Welcome to the Wordlady blog!

This blog is about the fascinating, fun, and challenging things about the English language. I hope to entertain you and to help you with problems or just questions you might have with spelling and usage. I go beyond just stating what is right and what is wrong, and provide some history or some tips to help you remember. Is something puzzling you? Feel free to email me at wordlady.barber@gmail.com.
You can also order my best-selling books, Six Words You Never Knew Had Something to do With Pigs and Only in Canada You Say. Fun and informative!


Subscribe! Fun facts about English delivered weekly right to your inbox. IT'S FREE! Fill in your email address below.
Privacy policy: we will not sell, rent, or give your name or address to anyone. You can unsubscribe at any point.

Follow by email

Search This Blog

Friday, June 29, 2012


If you have a summer trip planned, there will be fares involved: airfares, train fares, bus fares, and taxi fares. In Old English, “fare” was the verb meaning “travel” (as the German “fahren” still does). So “farewell” actually meant, “Have a good trip!”. The verb now survives only in the phrases “fare well (or badly)” and in “seafarer”. The noun “fare” has survived better; originally designating a trip, it subsequently became the price you pay for one.
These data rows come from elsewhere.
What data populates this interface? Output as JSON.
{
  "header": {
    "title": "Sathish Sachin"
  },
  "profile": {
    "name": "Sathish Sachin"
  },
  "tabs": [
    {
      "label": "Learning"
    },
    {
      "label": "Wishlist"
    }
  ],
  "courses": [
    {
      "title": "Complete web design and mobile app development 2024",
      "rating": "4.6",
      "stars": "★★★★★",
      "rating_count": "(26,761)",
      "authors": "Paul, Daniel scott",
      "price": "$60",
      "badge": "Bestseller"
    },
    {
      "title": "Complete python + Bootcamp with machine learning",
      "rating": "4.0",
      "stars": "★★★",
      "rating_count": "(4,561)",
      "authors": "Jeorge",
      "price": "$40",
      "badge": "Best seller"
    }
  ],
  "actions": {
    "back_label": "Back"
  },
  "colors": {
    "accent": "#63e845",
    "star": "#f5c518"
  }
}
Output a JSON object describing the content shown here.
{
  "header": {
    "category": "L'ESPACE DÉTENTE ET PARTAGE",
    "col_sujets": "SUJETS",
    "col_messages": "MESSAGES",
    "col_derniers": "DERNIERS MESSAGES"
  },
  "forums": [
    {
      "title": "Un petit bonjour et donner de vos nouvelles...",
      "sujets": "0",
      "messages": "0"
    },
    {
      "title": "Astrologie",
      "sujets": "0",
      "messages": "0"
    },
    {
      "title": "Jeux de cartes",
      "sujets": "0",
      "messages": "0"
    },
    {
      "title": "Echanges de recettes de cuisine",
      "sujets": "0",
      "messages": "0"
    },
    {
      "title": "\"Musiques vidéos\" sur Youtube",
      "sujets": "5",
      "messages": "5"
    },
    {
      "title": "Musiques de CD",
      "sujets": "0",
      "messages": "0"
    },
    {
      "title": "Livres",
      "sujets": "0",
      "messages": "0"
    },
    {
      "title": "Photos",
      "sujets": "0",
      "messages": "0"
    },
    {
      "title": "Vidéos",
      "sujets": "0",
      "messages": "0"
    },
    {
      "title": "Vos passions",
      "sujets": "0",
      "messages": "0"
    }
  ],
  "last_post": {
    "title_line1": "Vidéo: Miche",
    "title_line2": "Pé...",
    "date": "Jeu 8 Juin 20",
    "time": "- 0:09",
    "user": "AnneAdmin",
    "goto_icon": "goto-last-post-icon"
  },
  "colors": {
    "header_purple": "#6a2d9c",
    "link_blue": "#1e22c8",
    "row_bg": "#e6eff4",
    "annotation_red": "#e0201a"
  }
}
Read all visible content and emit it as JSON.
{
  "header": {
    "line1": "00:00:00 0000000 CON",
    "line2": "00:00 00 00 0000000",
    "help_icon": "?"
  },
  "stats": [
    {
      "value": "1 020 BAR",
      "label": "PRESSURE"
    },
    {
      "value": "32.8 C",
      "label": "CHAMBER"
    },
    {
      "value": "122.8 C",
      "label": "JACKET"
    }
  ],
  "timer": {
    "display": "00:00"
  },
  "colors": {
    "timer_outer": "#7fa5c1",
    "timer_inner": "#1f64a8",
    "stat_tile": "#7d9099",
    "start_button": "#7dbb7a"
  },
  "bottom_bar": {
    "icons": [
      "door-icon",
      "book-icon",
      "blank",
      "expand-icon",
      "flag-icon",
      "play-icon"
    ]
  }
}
1 comment:

  1. How does food fare fit in with the travel fare?


About Me

My photo
Canada's Word Lady, Katherine Barber is an expert on the English language and a frequent guest on radio and television. She was Editor-in-Chief of the Canadian Oxford Dictionary. Her witty and informative talks on the stories behind our words are very popular. Contact her at wordlady.barber@gmail.com to book her for speaking engagements; she can tailor her talks to almost any subject. She is also available as an expert witness for lawsuits.